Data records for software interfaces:
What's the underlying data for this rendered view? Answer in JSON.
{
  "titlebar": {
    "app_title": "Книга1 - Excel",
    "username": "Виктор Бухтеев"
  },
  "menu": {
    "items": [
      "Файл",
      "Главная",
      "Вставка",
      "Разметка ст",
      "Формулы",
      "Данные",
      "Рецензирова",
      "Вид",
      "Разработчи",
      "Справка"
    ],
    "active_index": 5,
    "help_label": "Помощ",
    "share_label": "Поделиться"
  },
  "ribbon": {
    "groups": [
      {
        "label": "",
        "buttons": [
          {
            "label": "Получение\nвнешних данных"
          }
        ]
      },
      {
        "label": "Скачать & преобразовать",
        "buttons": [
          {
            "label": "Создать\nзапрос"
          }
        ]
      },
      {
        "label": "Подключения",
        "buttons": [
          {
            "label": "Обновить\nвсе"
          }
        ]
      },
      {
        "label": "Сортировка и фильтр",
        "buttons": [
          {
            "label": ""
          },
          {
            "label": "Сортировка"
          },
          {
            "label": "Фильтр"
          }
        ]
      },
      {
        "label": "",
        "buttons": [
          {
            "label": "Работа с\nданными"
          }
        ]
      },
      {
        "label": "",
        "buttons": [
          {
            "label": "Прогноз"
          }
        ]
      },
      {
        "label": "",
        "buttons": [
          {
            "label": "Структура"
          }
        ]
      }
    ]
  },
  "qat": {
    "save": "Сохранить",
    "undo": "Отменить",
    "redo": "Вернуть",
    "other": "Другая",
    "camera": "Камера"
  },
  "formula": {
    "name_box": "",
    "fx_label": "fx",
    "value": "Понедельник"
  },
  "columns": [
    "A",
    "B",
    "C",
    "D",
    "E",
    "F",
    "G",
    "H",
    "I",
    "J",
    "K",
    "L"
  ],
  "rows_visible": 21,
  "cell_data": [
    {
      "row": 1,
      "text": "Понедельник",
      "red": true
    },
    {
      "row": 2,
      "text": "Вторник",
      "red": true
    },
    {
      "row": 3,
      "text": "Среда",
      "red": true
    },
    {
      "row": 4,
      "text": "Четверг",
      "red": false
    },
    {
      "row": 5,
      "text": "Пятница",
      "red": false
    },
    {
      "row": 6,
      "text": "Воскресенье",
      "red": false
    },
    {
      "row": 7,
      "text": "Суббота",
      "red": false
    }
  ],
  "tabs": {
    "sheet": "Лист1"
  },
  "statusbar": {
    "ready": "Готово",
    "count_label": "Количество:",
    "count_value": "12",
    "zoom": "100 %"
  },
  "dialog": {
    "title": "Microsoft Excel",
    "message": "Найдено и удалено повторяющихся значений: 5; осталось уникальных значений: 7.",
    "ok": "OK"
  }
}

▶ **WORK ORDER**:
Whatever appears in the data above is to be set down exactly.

▶ **RESPONSE AREA**:
What's the underlying data for this rendered view? Answer in JSON.
{
  "titlebar": {
    "app_title": "Книга1 - Excel",
    "username": "Виктор Бухтеев"
  },
  "menu": {
    "items": [
      "Файл",
      "Главная",
      "Вставка",
      "Разметка ст",
      "Формулы",
      "Данные",
      "Рецензирова",
      "Вид",
      "Разработчи",
      "Справка"
    ],
    "active_index": 5,
    "help_label": "Помощ",
    "share_label": "Поделиться"
  },
  "ribbon": {
    "groups": [
      {
        "label": "",
        "buttons": [
          {
            "label": "Получение\nвнешних данных"
          }
        ]
      },
      {
        "label": "Скачать & преобразовать",
        "buttons": [
          {
            "label": "Создать\nзапрос"
          }
        ]
      },
      {
        "label": "Подключения",
        "buttons": [
          {
            "label": "Обновить\nвсе"
          }
        ]
      },
      {
        "label": "Сортировка и фильтр",
        "buttons": [
          {
            "label": ""
          },
          {
            "label": "Сортировка"
          },
          {
            "label": "Фильтр"
          }
        ]
      },
      {
        "label": "",
        "buttons": [
          {
            "label": "Работа с\nданными"
          }
        ]
      },
      {
        "label": "",
        "buttons": [
          {
            "label": "Прогноз"
          }
        ]
      },
      {
        "label": "",
        "buttons": [
          {
            "label": "Структура"
          }
        ]
      }
    ]
  },
  "qat": {
    "save": "Сохранить",
    "undo": "Отменить",
    "redo": "Вернуть",
    "other": "Другая",
    "camera": "Камера"
  },
  "formula": {
    "name_box": "",
    "fx_label": "fx",
    "value": "Понедельник"
  },
  "columns": [
    "A",
    "B",
    "C",
    "D",
    "E",
    "F",
    "G",
    "H",
    "I",
    "J",
    "K",
    "L"
  ],
  "rows_visible": 21,
  "cell_data": [
    {
      "row": 1,
      "text": "Понедельник",
      "red": true
    },
    {
      "row": 2,
      "text": "Вторник",
      "red": true
    },
    {
      "row": 3,
      "text": "Среда",
      "red": true
    },
    {
      "row": 4,
      "text": "Четверг",
      "red": false
    },
    {
      "row": 5,
      "text": "Пятница",
      "red": false
    },
    {
      "row": 6,
      "text": "Воскресенье",
      "red": false
    },
    {
      "row": 7,
      "text": "Суббота",
      "red": false
    }
  ],
  "tabs": {
    "sheet": "Лист1"
  },
  "statusbar": {
    "ready": "Готово",
    "count_label": "Количество:",
    "count_value": "12",
    "zoom": "100 %"
  },
  "dialog": {
    "title": "Microsoft Excel",
    "message": "Найдено и удалено повторяющихся значений: 5; осталось уникальных значений: 7.",
    "ok": "OK"
  }
}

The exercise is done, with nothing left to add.